Cape Cod, MA. Some readers may have noticed in the October 30 New York Times the article by Tamar Lewin on the decline of the Humanities as a field of study at colleges and universities, even large private universities such as Stanford and Princeton. As she notes, “The future of the humanities has been a hot topic this year, both in academia and the high-culture media. Some commentators sounded the alarm based on federal data showing that nationally, the percentage of humanities majors hovers around 7 percent — half the 14 percent share in 1970. As others quickly pointed out, that decline occurred between 1970, the high point, and 1985, not in recent years. Still, the American Academy of Arts and Sciences issued a report this spring noting the decreased funding for humanities and calling for new initiatives to ensure that they are not neglected amid the growing money and attention devoted to science and technology.” One can add to the mix, of course, critiques of elitism, the de facto exclusion of women from the canon for centuries, and other issues of bias and privilege. There is no untainted canon to be appreciated in the Humanities. My own Harvard is no exception: “Harvard had a 20 percent decline in humanities majors over the last decade, a recent report found, and most students who say they intend to major in humanities end up in other fields.” Ms. Lewin points to various creative strategies to reverse the decline, such as drawing on new technological resources to help in teaching the classic texts, and reaching out to high school students so as to foster a community of students and faculty still committed to the Humanities. But as timely as the article is in reminding us yet again of what’s going on in higher education, there are several pieces missing.
For starters: Ms Lewin’s article refers to no Catholic universities or colleges, or even any church-related institution. This is odd, since it is on such campuses that we still find a stronger commitment to the Humanities, including philosophy, religious studies, and also theology (the latter largely absent from the state and secular universities). A fuller version of the Times report would have to address also what is going on at religiously-affiliated institutions, not because they are immune to the same pressures of technology and job training, but because they are still better at getting the deeper sense of the human that underlies the Humanities. Stanford and Harvard might learn from BC and Notre Dame and many a smaller institution on what you need to have in place for there to be a Humanities at all. If we do not understand the human, or believe that “the human” and “the true” (Harvard’s veritas) mean something universal and enduring, how can the Humanities stand?
More broadly: The problem of the Humanities today is also and more deeply grounded in the ever more robust and vital multiculturalism of our society. One reason we don’t study the classics anymore is that there is no longer a single set of classics or great literary texts that are the foundations for all of us. We no longer share a cultural narrative that makes it convincing to imagine that Homer and Vergil, Plato and Aristotle, Augustine and Aquinas, Shakespeare and Dostoevsky are the books that we all need to read because they are the key books of our past. Yes, the case can be made for reading such works as part of any serious education, and yes too, they have particular power given the history of the modern West.
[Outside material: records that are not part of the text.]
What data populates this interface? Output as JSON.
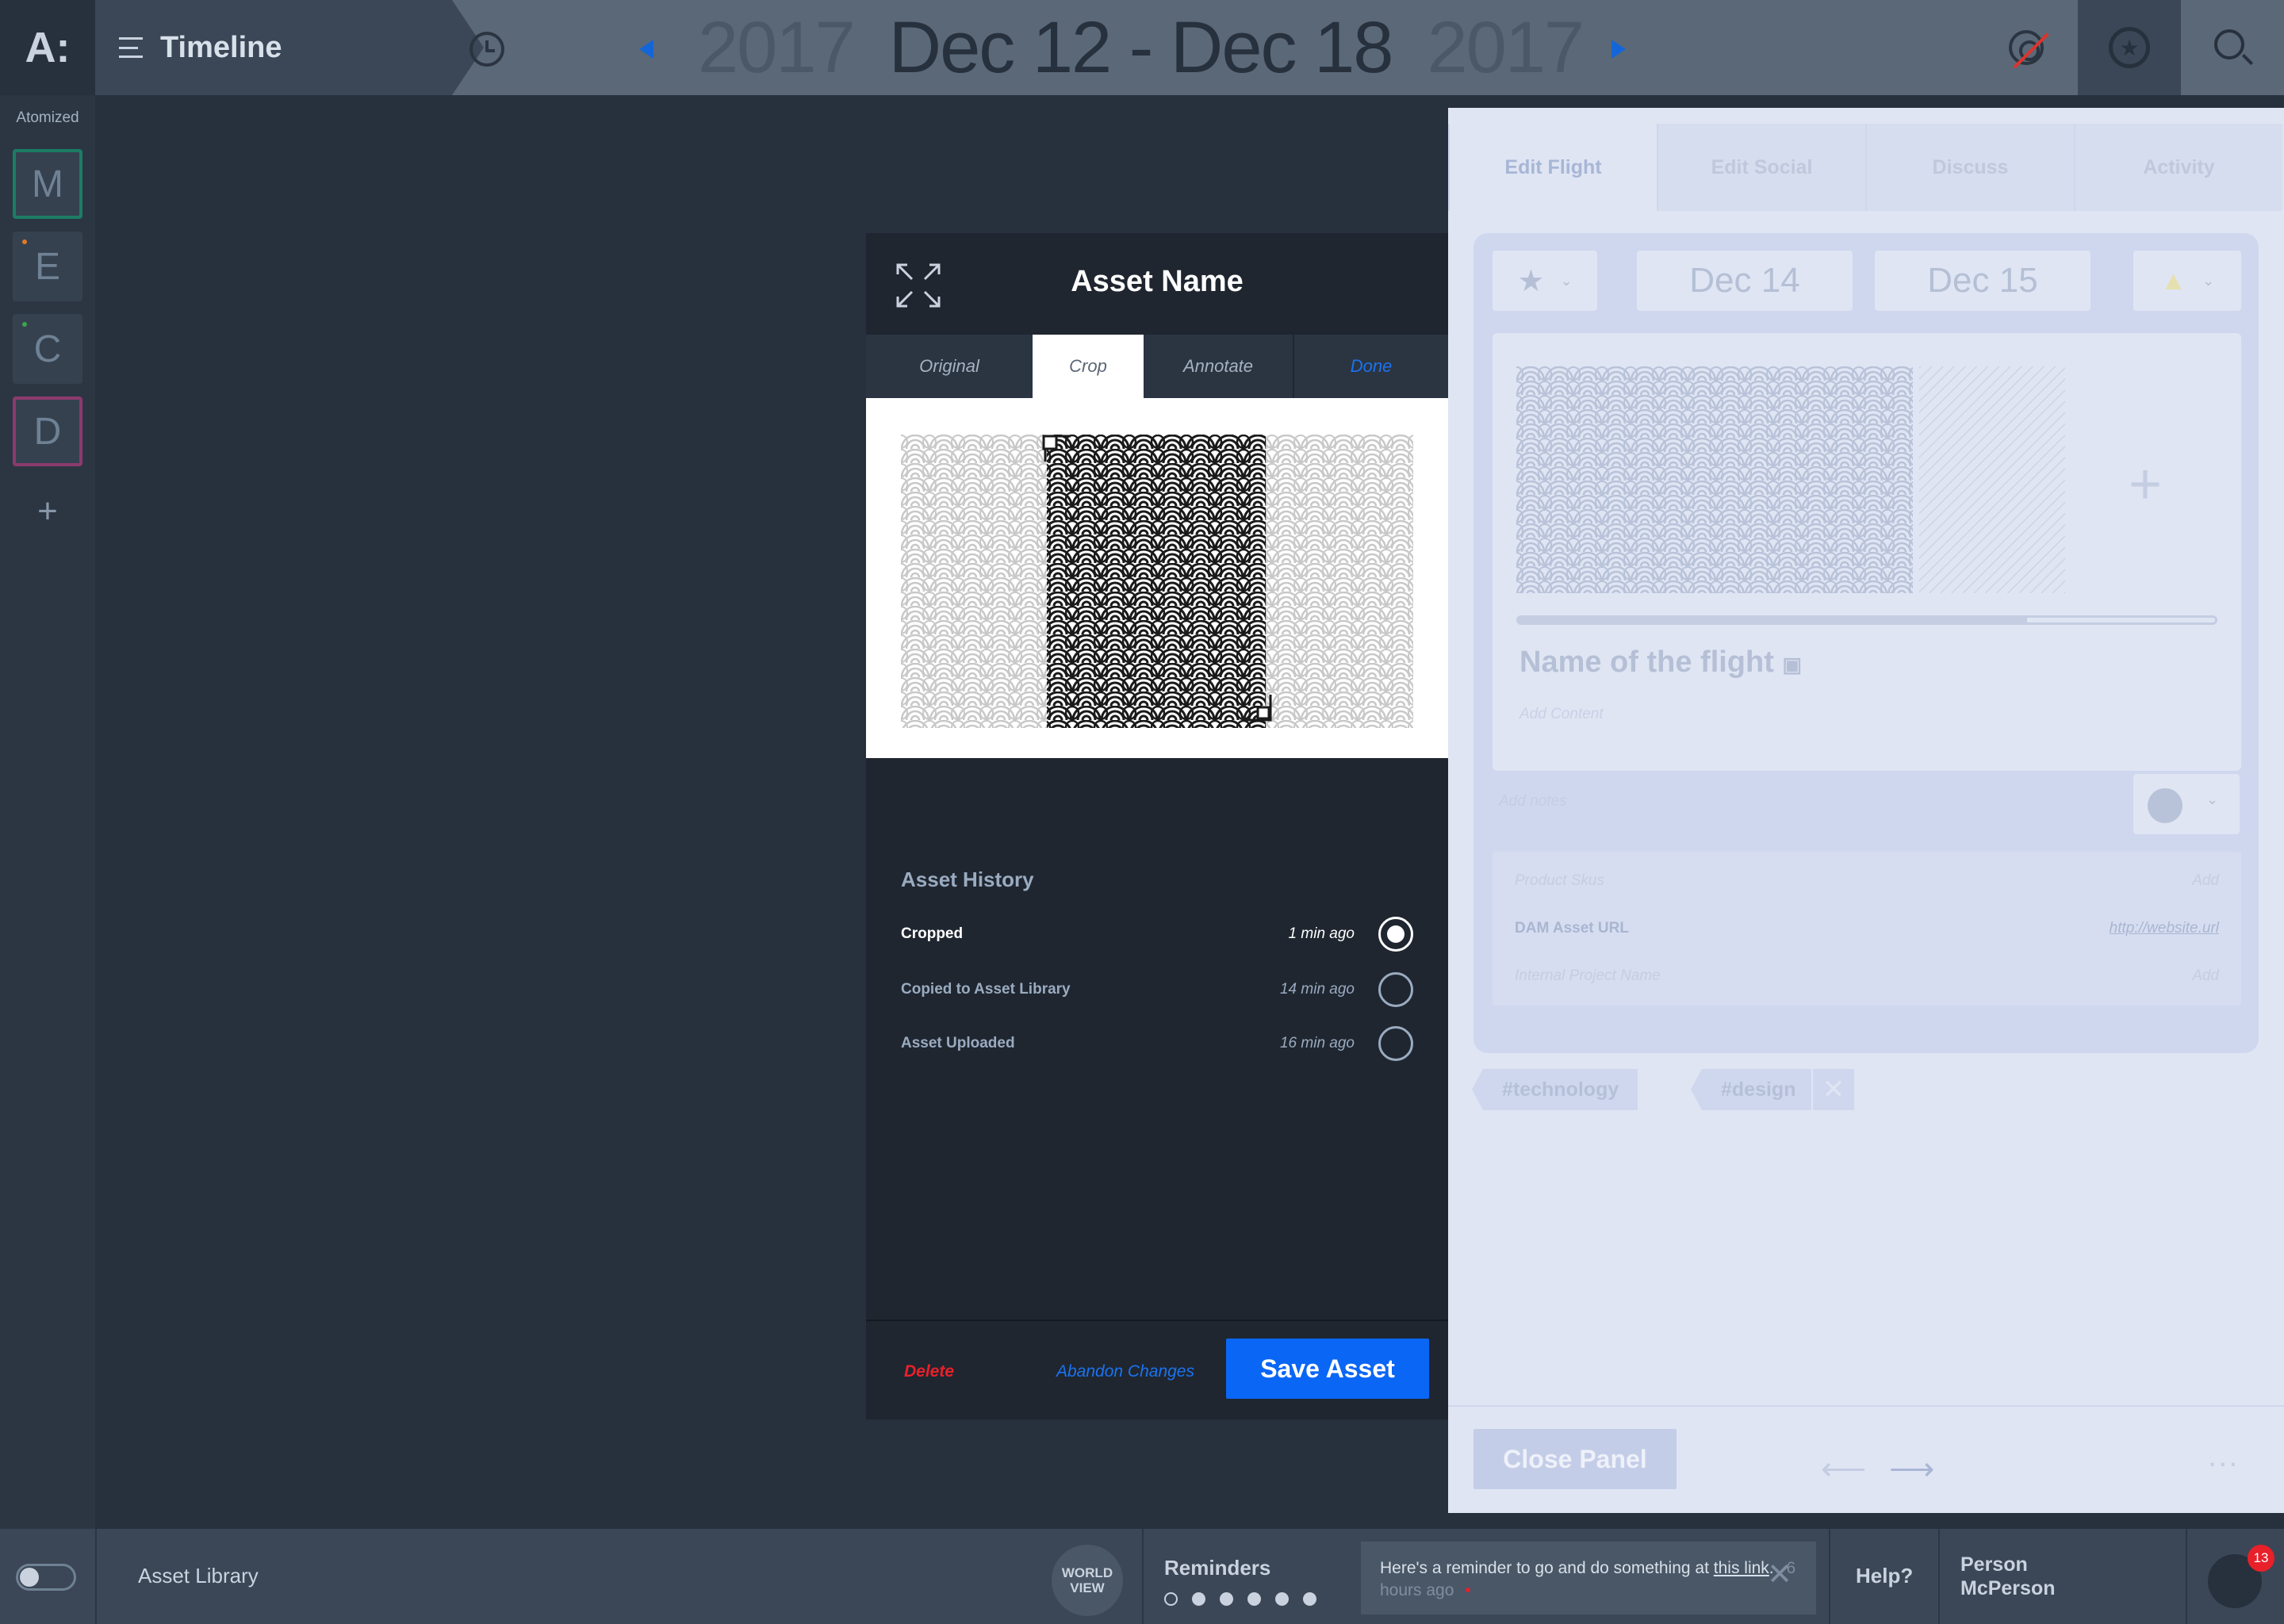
{
  "app": {
    "logo_text": "A:",
    "title": "Timeline"
  },
  "date_range": {
    "start_year": "2017",
    "range": "Dec 12 - Dec 18",
    "end_year": "2017"
  },
  "sidebar": {
    "label": "Atomized",
    "workspaces": [
      {
        "letter": "M",
        "color": "#1c7c65"
      },
      {
        "letter": "E",
        "color": "#e07a2c"
      },
      {
        "letter": "C",
        "color": "#3fa34d"
      },
      {
        "letter": "D",
        "color": "#8c3a6f"
      }
    ],
    "add_label": "+"
  },
  "modal": {
    "title": "Asset Name",
    "tabs": [
      {
        "label": "Original",
        "active": false
      },
      {
        "label": "Crop",
        "active": true
      },
      {
        "label": "Annotate",
        "active": false
      }
    ],
    "done_label": "Done",
    "history": {
      "title": "Asset History",
      "items": [
        {
          "label": "Cropped",
          "time": "1 min ago",
          "selected": true
        },
        {
          "label": "Copied to Asset Library",
          "time": "14 min ago",
          "selected": false
        },
        {
          "label": "Asset Uploaded",
          "time": "16 min ago",
          "selected": false
        }
      ]
    },
    "footer": {
      "delete_label": "Delete",
      "abandon_label": "Abandon Changes",
      "save_label": "Save Asset"
    }
  },
  "panel": {
    "tabs": [
      {
        "label": "Edit Flight",
        "active": true
      },
      {
        "label": "Edit Social",
        "active": false
      },
      {
        "label": "Discuss",
        "active": false
      },
      {
        "label": "Activity",
        "active": false
      }
    ],
    "start_date": "Dec 14",
    "end_date": "Dec 15",
    "progress": 0.73,
    "flight_name": "Name of the flight",
    "add_content": "Add Content",
    "add_notes": "Add notes",
    "fields": [
      {
        "key": "Product Skus",
        "value": "Add"
      },
      {
        "key": "DAM Asset URL",
        "value": "http://website.url"
      },
      {
        "key": "Internal Project Name",
        "value": "Add"
      }
    ],
    "tags": [
      "#technology",
      "#design"
    ],
    "close_label": "Close Panel",
    "more_label": "..."
  },
  "bottombar": {
    "asset_library": "Asset Library",
    "worldview": "WORLD VIEW",
    "reminders_title": "Reminders",
    "reminder": {
      "text": "Here's a reminder to go and do something at",
      "link": "this link",
      "suffix": ".",
      "ago": "6 hours ago",
      "marker": "•"
    },
    "help": "Help?",
    "person_first": "Person",
    "person_last": "McPerson",
    "notifications": "13"
  },
  "colors": {
    "primary": "#0a66f5",
    "danger": "#e8202a",
    "background": "#27303d"
  }
}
But no, they are not obviously more important or compelling or illuminating of the human than the classics of every other human culture. There are no convincing arguments today for studying and teaching only the classics of the West, from the Greeks to the French, Germans, and British. The human still needs to be studied and pondered, quite apart from what is technologically impressive or economically useful, but mono-cultural study will only fail, because there is no longer a mono-culture.
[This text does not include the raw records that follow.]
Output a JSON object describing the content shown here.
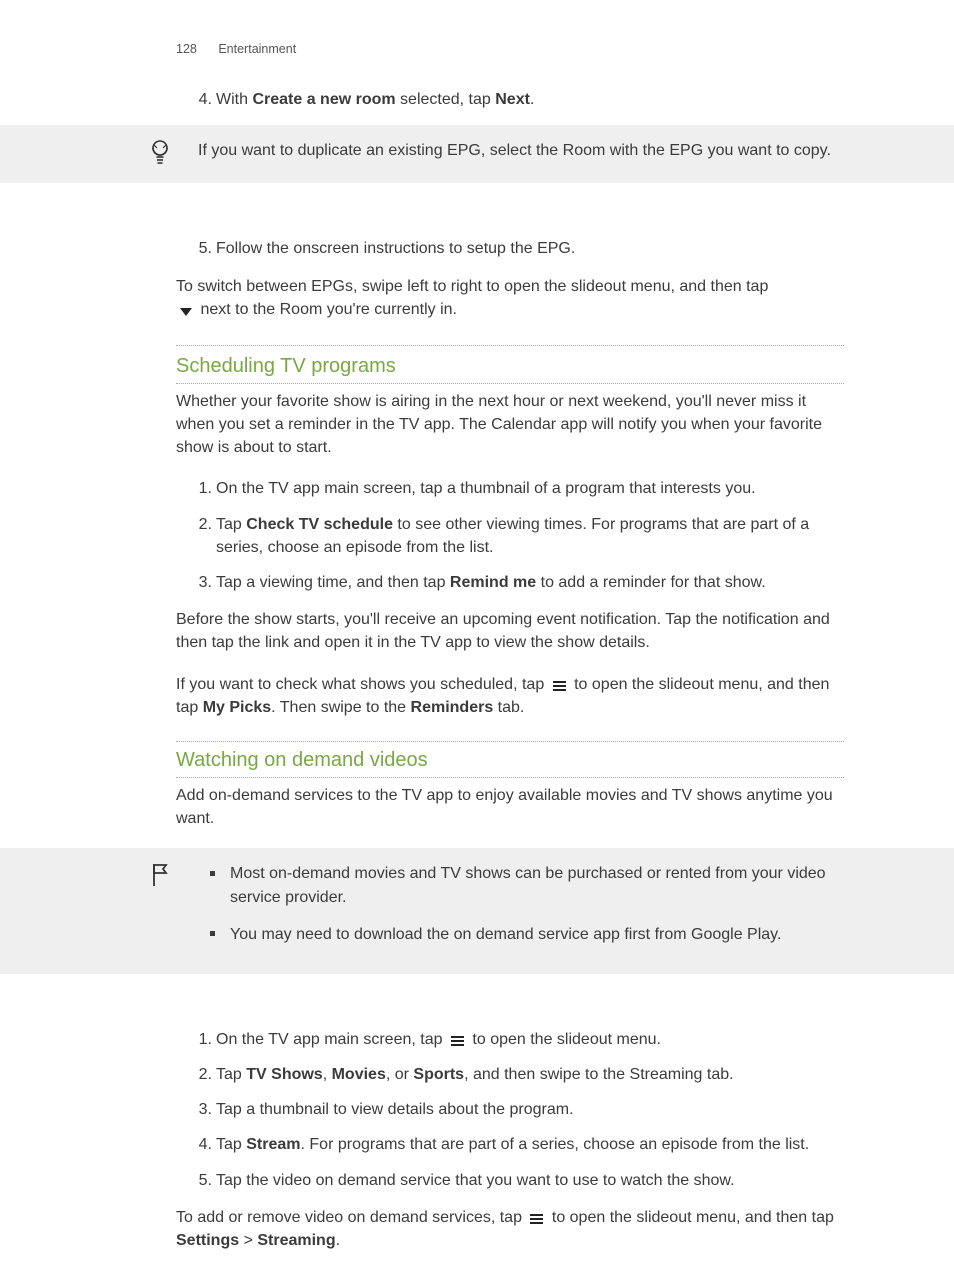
{
  "header": {
    "page_number": "128",
    "section": "Entertainment"
  },
  "step4": {
    "num": "4.",
    "pre": "With ",
    "bold1": "Create a new room",
    "mid": " selected, tap ",
    "bold2": "Next",
    "post": "."
  },
  "tip1": {
    "text": "If you want to duplicate an existing EPG, select the Room with the EPG you want to copy."
  },
  "step5": {
    "num": "5.",
    "text": "Follow the onscreen instructions to setup the EPG."
  },
  "switch_epg": {
    "line1": "To switch between EPGs, swipe left to right to open the slideout menu, and then tap",
    "line2": " next to the Room you're currently in."
  },
  "sec_schedule": {
    "title": "Scheduling TV programs",
    "intro": "Whether your favorite show is airing in the next hour or next weekend, you'll never miss it when you set a reminder in the TV app. The Calendar app will notify you when your favorite show is about to start.",
    "step1": {
      "num": "1.",
      "text": "On the TV app main screen, tap a thumbnail of a program that interests you."
    },
    "step2": {
      "num": "2.",
      "pre": "Tap ",
      "bold1": "Check TV schedule",
      "post": " to see other viewing times. For programs that are part of a series, choose an episode from the list."
    },
    "step3": {
      "num": "3.",
      "pre": "Tap a viewing time, and then tap ",
      "bold1": "Remind me",
      "post": " to add a reminder for that show."
    },
    "after": "Before the show starts, you'll receive an upcoming event notification. Tap the notification and then tap the link and open it in the TV app to view the show details.",
    "check": {
      "pre": "If you want to check what shows you scheduled, tap ",
      "mid1": " to open the slideout menu, and then tap ",
      "bold1": "My Picks",
      "mid2": ". Then swipe to the ",
      "bold2": "Reminders",
      "post": " tab."
    }
  },
  "sec_ondemand": {
    "title": "Watching on demand videos",
    "intro": "Add on-demand services to the TV app to enjoy available movies and TV shows anytime you want.",
    "note": {
      "b1": "Most on-demand movies and TV shows can be purchased or rented from your video service provider.",
      "b2": "You may need to download the on demand service app first from Google Play."
    },
    "step1": {
      "num": "1.",
      "pre": "On the TV app main screen, tap ",
      "post": " to open the slideout menu."
    },
    "step2": {
      "num": "2.",
      "pre": "Tap ",
      "b1": "TV Shows",
      "c1": ", ",
      "b2": "Movies",
      "c2": ", or ",
      "b3": "Sports",
      "post": ", and then swipe to the Streaming tab."
    },
    "step3": {
      "num": "3.",
      "text": "Tap a thumbnail to view details about the program."
    },
    "step4": {
      "num": "4.",
      "pre": "Tap ",
      "b1": "Stream",
      "post": ". For programs that are part of a series, choose an episode from the list."
    },
    "step5": {
      "num": "5.",
      "text": "Tap the video on demand service that you want to use to watch the show."
    },
    "outro": {
      "pre": "To add or remove video on demand services, tap ",
      "mid": " to open the slideout menu, and then tap ",
      "b1": "Settings",
      "gt": " > ",
      "b2": "Streaming",
      "post": "."
    }
  }
}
There are obvious classic literatures in other cultures too, written, oral, inscribed in art and performance, that should be part of American education in the future, if there is to be a Humanites still connected to the human. Thus, to draw on the cultures of India with which I am familiar (and to repeat what many scholars have said before), every American student would do well to read the epic tales of the Ramayana and Mahabharata, and the playwright Kalidasa, the philosophical texts of Yoga, Vedanta, and Nyaya logic, the Buddhist traditions, and the numerous more localized literatures of each part of India, such as the classical love and war poetry of Tamil South India. At least insofar as we are talking about our literary heritage, it makes no sense to read the Gospels and not the Bhagavad Gita.
More deeply: we have a lot of work to do if we are to conceive of classics for all of us, our shared great books, beyond outdated past conceptions of the West. That many of the books of world literature are taught on campus these days, in some institutions, is in itself not enough, since without a deeper conversation, the impression will be simply that there is no common ground or, rather, many "humans." The goal of the conversation is not a monolithic view of humanity, but an interlocking, interwoven shared ground that creates a new canon, such as helps us to recognize what in fact was there in the first place (and not merely our invention). We still haven’t had nearly enough of the needed, albeit tricky, cultural dialogue regarding what it means to be human today, when all of the great humane traditions are off balance, even as they are more available than ever before, and potentially potent in remedying what ails modern America. We still need to face up to all the campus and curricular issues the Times article mentions, but if we don’t do more to learn each other’s great traditions, the Humanities will surely be ever more marginalized, and then we all, off campus too, will be the losers.